Knowledge of the sites at which the virus binds to its host cell and understanding its binding behaviour are of fundamental importance for designing active ingredients that can stop the binding process and also for the development of diagnostic tests based on such binding. Since SARS-CoV-2 has many spike proteins on its surface, bindings can appear at several binding peptides if the density of the DNA lever is suitably adjusted. Compared with the affinity of the first binding, every further binding leads to a significant increase in affinity. This has already been proven in influenza viruses by the Bioanalytics and Bio-processes department of Fraunhofer Institute for Cell Therapy and Immunology (IZI-BB).
Accordingly, multivalent binding partners provide a promising option for the inhibition of viruses on the host cell. The binding kinetics of these multi-valent bonds can be established with the help of the SwitchSense technology.

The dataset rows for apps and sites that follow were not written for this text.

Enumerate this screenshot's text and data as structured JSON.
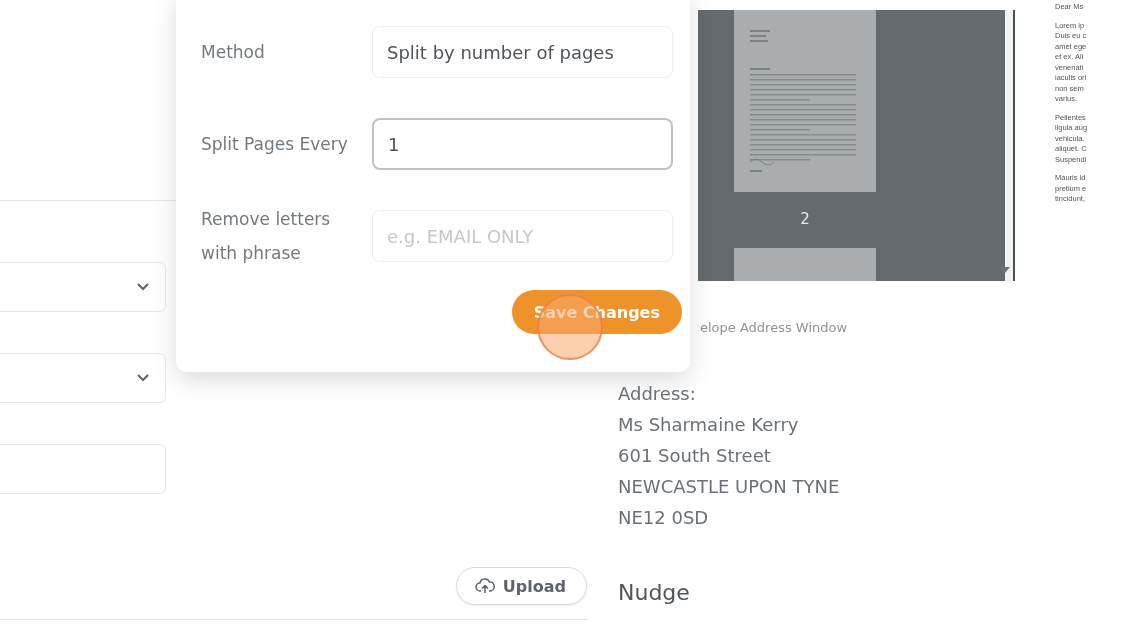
{
  "left_form": {
    "fields": [
      {
        "kind": "select"
      },
      {
        "kind": "select"
      },
      {
        "kind": "input"
      }
    ]
  },
  "upload_button": "Upload",
  "modal": {
    "fields": [
      {
        "label": "Method",
        "value": "Split by number of pages",
        "focused": false
      },
      {
        "label": "Split Pages Every",
        "value": "1",
        "focused": true
      },
      {
        "label": "Remove letters with phrase",
        "placeholder": "e.g. EMAIL ONLY",
        "focused": false
      }
    ],
    "save_button": "Save Changes"
  },
  "preview": {
    "page_number": "2"
  },
  "envelope_label": "elope Address Window",
  "address": {
    "heading": "Address:",
    "lines": [
      "Ms Sharmaine Kerry",
      "601 South Street",
      "NEWCASTLE UPON TYNE",
      "NE12 0SD"
    ]
  },
  "nudge_heading": "Nudge",
  "letter": {
    "paragraphs": [
      [
        "Dear Ms"
      ],
      [
        "Lorem ip",
        "Duis eu c",
        "amet ege",
        "et ex. Ali",
        "venenati",
        "iaculis ori",
        "non sem",
        "varius."
      ],
      [
        "Pellentes",
        "ligula aug",
        "vehicula.",
        "aliquet. C",
        "Suspendi"
      ],
      [
        "Mauris id",
        "pretium e",
        "tincidunt,"
      ]
    ]
  }
}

Virus-like particles or surface-modified particles with bound spike proteins are to be used for these measurements. Moreover, the size of the viruses can also be determined using the SwitchSense technology, which provides a further measurement parameter for characterising a virus sample in terms of its homogeneity and a further characteristic for differentiating various viruses.

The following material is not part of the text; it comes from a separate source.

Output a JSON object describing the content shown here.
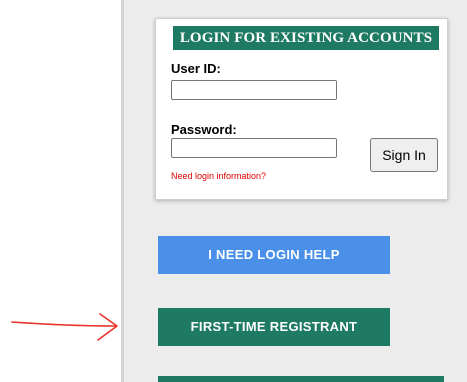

In the CoronaSense project, a nano-structure with a nucleic acid scaffold and virus-binding peptide moieties (patent: WO2018215660A1) is to be exploited by the Fraunhofer IZI DNA Nano-Systems Working Group.